New African Declaration Highlights Net Neutrality, Spectrum and Access to Information PrinciplesSeptember 19, 2014
More than two dozen global civil society organizations, most of which are based in Africa, unveiled the African Declaration on Internet Rights and Freedoms at the Internet Governance Forum (IGF) held in Istanbul, Turkey earlier this month. The declaration’s main purpose is to create a widely endorsed standard within a human rights framework for internet-related policy making decisions in Africa. This monumental declaration will help contribute to the future development of a crowdsourced “Magna Carta” for the Internet, an initiative headed by the Web We Want initiative and supported by PK.
Based on a number of international and regional information and communications technologies (ICTs) and human rights principles, including the African Platform on Access to Information Declaration of 2011 and the African Charter on Human and Peoples’ Rights of 1981, this declaration addresses the modern-day intersection of human rights and internet policy. In defining the importance of a democratic and open internet, the declaration specifically endorses the principle of net neutrality based on non-discriminatory practices:
“In accordance with the principle of net neutrality, all data on the internet should be treated in an equal and non-discriminatory manner, and shall not be charged differentially, according to user, content, site, platform, application, type of attached equipment, and modes of communication.”
This declaration also takes aim at a host of issues also raised here in the United States related to intermediary liability, internet affordability and increasing access to openly licensed and unlicensed spectrum. Viewed in a more traditional human rights lens, the declaration warns against unlawful filtering, blocking and limiting access to content as a violation of the right to freedom of expression and to information.
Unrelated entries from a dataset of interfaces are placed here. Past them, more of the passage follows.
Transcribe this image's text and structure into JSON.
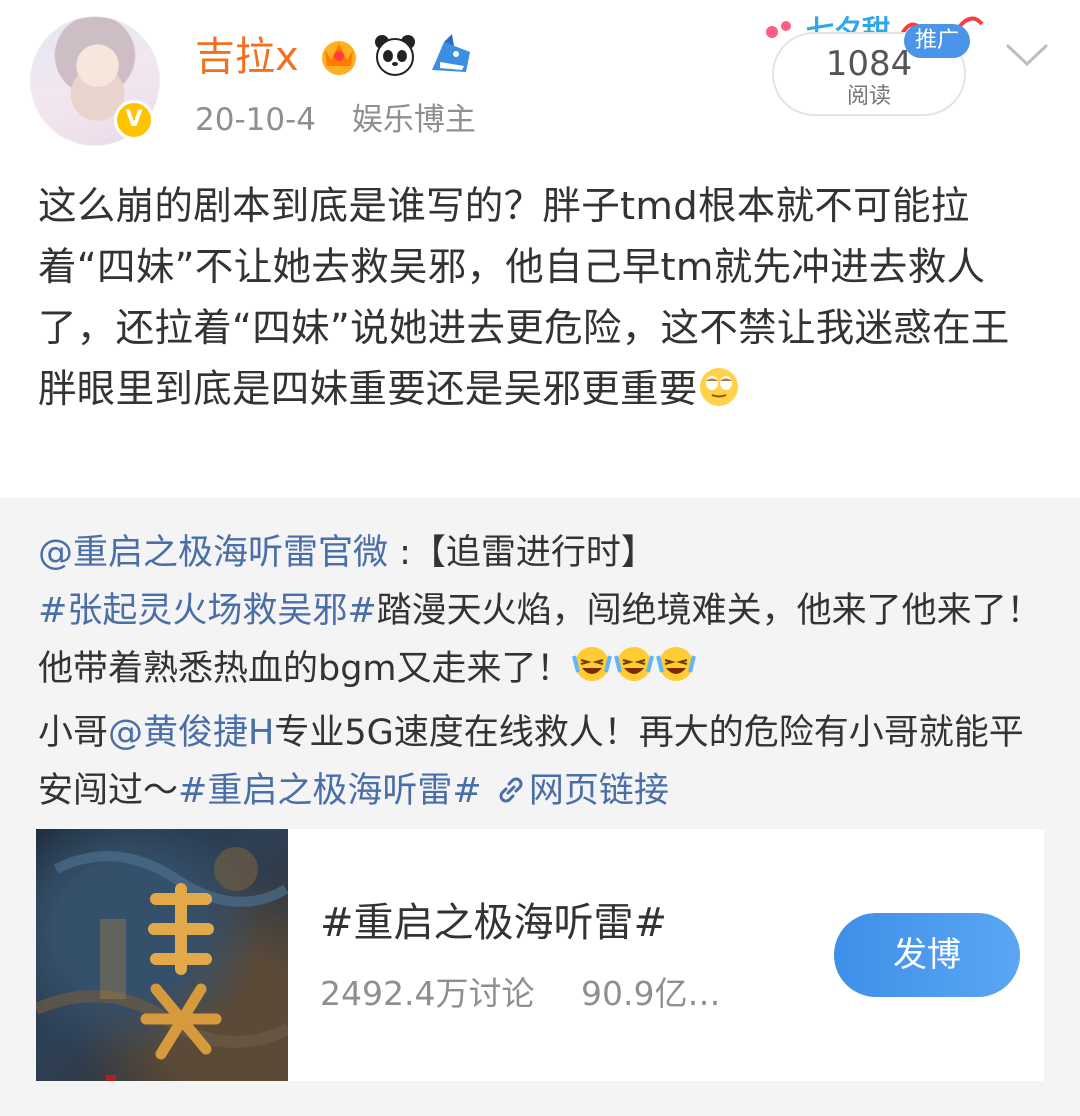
{
  "user": {
    "name": "吉拉x",
    "date": "20-10-4",
    "identity": "娱乐博主",
    "verified_glyph": "V",
    "badges": [
      "crown-badge",
      "panda-badge",
      "shark-badge"
    ]
  },
  "read_counter": {
    "count": "1084",
    "label": "阅读"
  },
  "promo_tag": "推广",
  "post": {
    "text": "这么崩的剧本到底是谁写的？胖子tmd根本就不可能拉着“四妹”不让她去救吴邪，他自己早tm就先冲进去救人了，还拉着“四妹”说她进去更危险，这不禁让我迷惑在王胖眼里到底是四妹重要还是吴邪更重要",
    "emoji": "rolling-eyes-emoji"
  },
  "repost": {
    "author": "@重启之极海听雷官微",
    "p1": " :【追雷进行时】",
    "hashtag1": "#张起灵火场救吴邪#",
    "p2": "踏漫天火焰，闯绝境难关，他来了他来了！他带着熟悉热血的bgm又走来了！",
    "p3": "小哥",
    "mention": "@黄俊捷H",
    "p4": "专业5G速度在线救人！再大的危险有小哥就能平安闯过～",
    "hashtag2": "#重启之极海听雷#",
    "link_icon": "link-icon",
    "link_text": "网页链接"
  },
  "topic_card": {
    "title": "#重启之极海听雷#",
    "discussions": "2492.4万讨论",
    "reads": "90.9亿…",
    "button": "发博"
  },
  "colors": {
    "username": "#f2701e",
    "link": "#4a6ea8",
    "button": "#4a95e8",
    "repost_bg": "#f4f4f4"
  }
}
PK commends the African Declaration on Internet Rights and Freedoms and its drafters for creating a comprehensive document that addresses local internet issues in Africa while also promoting a global free and open internet. One of the members of the drafter’s group, Nnenna Nwakanma, is a steering committee member of Best Bits – a global civil society platform that PK members actively participate in. In 2015, Nwakanma and other drafters will submit this declaration to the African Union Conference of Ministers Responsible for Communications and Information Technologies (CITMC), the leading regional political body in charge of policy issues related to ICTs in Africa.
Image credit: Wikimedia Commons user Eric Gaba